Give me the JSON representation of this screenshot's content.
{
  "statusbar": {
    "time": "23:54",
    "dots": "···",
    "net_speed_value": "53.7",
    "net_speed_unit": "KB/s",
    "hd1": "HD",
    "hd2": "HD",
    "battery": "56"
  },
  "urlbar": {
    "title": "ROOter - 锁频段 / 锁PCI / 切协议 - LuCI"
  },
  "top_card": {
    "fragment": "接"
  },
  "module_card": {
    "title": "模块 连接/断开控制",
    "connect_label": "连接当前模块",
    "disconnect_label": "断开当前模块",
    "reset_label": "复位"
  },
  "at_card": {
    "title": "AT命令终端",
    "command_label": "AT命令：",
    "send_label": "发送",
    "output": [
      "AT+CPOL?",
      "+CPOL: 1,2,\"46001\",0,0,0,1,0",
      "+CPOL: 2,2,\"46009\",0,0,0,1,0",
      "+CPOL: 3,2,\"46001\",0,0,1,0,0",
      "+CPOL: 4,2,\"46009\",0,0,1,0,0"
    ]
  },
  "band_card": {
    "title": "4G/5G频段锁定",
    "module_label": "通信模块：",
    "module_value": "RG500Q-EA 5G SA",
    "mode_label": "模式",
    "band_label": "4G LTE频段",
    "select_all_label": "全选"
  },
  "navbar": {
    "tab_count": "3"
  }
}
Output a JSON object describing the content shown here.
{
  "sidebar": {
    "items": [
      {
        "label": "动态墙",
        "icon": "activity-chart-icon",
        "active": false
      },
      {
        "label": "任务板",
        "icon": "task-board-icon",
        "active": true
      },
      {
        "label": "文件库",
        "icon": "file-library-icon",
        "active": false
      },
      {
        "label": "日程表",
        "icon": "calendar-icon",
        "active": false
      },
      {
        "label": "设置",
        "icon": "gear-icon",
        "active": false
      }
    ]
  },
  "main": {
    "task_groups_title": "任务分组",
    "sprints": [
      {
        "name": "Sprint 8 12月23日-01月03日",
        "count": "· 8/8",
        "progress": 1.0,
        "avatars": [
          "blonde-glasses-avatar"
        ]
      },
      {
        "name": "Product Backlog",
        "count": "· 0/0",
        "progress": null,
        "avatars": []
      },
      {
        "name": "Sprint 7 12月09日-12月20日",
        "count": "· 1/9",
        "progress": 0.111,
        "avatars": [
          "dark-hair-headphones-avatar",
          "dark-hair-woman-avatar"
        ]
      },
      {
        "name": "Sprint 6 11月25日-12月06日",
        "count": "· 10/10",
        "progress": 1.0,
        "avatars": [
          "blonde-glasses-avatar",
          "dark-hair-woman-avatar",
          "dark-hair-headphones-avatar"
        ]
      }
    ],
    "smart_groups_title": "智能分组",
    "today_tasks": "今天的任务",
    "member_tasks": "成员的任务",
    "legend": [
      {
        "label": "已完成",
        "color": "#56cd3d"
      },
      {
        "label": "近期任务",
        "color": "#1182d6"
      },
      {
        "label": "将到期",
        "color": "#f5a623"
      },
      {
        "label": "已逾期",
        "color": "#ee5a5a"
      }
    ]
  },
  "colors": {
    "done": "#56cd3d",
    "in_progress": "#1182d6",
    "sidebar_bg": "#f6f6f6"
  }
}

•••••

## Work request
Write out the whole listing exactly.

## Solution to the exercise
Give me the JSON representation of this screenshot's content.
{
  "statusbar": {
    "time": "23:54",
    "dots": "···",
    "net_speed_value": "53.7",
    "net_speed_unit": "KB/s",
    "hd1": "HD",
    "hd2": "HD",
    "battery": "56"
  },
  "urlbar": {
    "title": "ROOter - 锁频段 / 锁PCI / 切协议 - LuCI"
  },
  "top_card": {
    "fragment": "接"
  },
  "module_card": {
    "title": "模块 连接/断开控制",
    "connect_label": "连接当前模块",
    "disconnect_label": "断开当前模块",
    "reset_label": "复位"
  },
  "at_card": {
    "title": "AT命令终端",
    "command_label": "AT命令：",
    "send_label": "发送",
    "output": [
      "AT+CPOL?",
      "+CPOL: 1,2,\"46001\",0,0,0,1,0",
      "+CPOL: 2,2,\"46009\",0,0,0,1,0",
      "+CPOL: 3,2,\"46001\",0,0,1,0,0",
      "+CPOL: 4,2,\"46009\",0,0,1,0,0"
    ]
  },
  "band_card": {
    "title": "4G/5G频段锁定",
    "module_label": "通信模块：",
    "module_value": "RG500Q-EA 5G SA",
    "mode_label": "模式",
    "band_label": "4G LTE频段",
    "select_all_label": "全选"
  },
  "navbar": {
    "tab_count": "3"
  }
}
Output a JSON object describing the content shown here.
{
  "sidebar": {
    "items": [
      {
        "label": "动态墙",
        "icon": "activity-chart-icon",
        "active": false
      },
      {
        "label": "任务板",
        "icon": "task-board-icon",
        "active": true
      },
      {
        "label": "文件库",
        "icon": "file-library-icon",
        "active": false
      },
      {
        "label": "日程表",
        "icon": "calendar-icon",
        "active": false
      },
      {
        "label": "设置",
        "icon": "gear-icon",
        "active": false
      }
    ]
  },
  "main": {
    "task_groups_title": "任务分组",
    "sprints": [
      {
        "name": "Sprint 8 12月23日-01月03日",
        "count": "· 8/8",
        "progress": 1.0,
        "avatars": [
          "blonde-glasses-avatar"
        ]
      },
      {
        "name": "Product Backlog",
        "count": "· 0/0",
        "progress": null,
        "avatars": []
      },
      {
        "name": "Sprint 7 12月09日-12月20日",
        "count": "· 1/9",
        "progress": 0.111,
        "avatars": [
          "dark-hair-headphones-avatar",
          "dark-hair-woman-avatar"
        ]
      },
      {
        "name": "Sprint 6 11月25日-12月06日",
        "count": "· 10/10",
        "progress": 1.0,
        "avatars": [
          "blonde-glasses-avatar",
          "dark-hair-woman-avatar",
          "dark-hair-headphones-avatar"
        ]
      }
    ],
    "smart_groups_title": "智能分组",
    "today_tasks": "今天的任务",
    "member_tasks": "成员的任务",
    "legend": [
      {
        "label": "已完成",
        "color": "#56cd3d"
      },
      {
        "label": "近期任务",
        "color": "#1182d6"
      },
      {
        "label": "将到期",
        "color": "#f5a623"
      },
      {
        "label": "已逾期",
        "color": "#ee5a5a"
      }
    ]
  },
  "colors": {
    "done": "#56cd3d",
    "in_progress": "#1182d6",
    "sidebar_bg": "#f6f6f6"
  }
}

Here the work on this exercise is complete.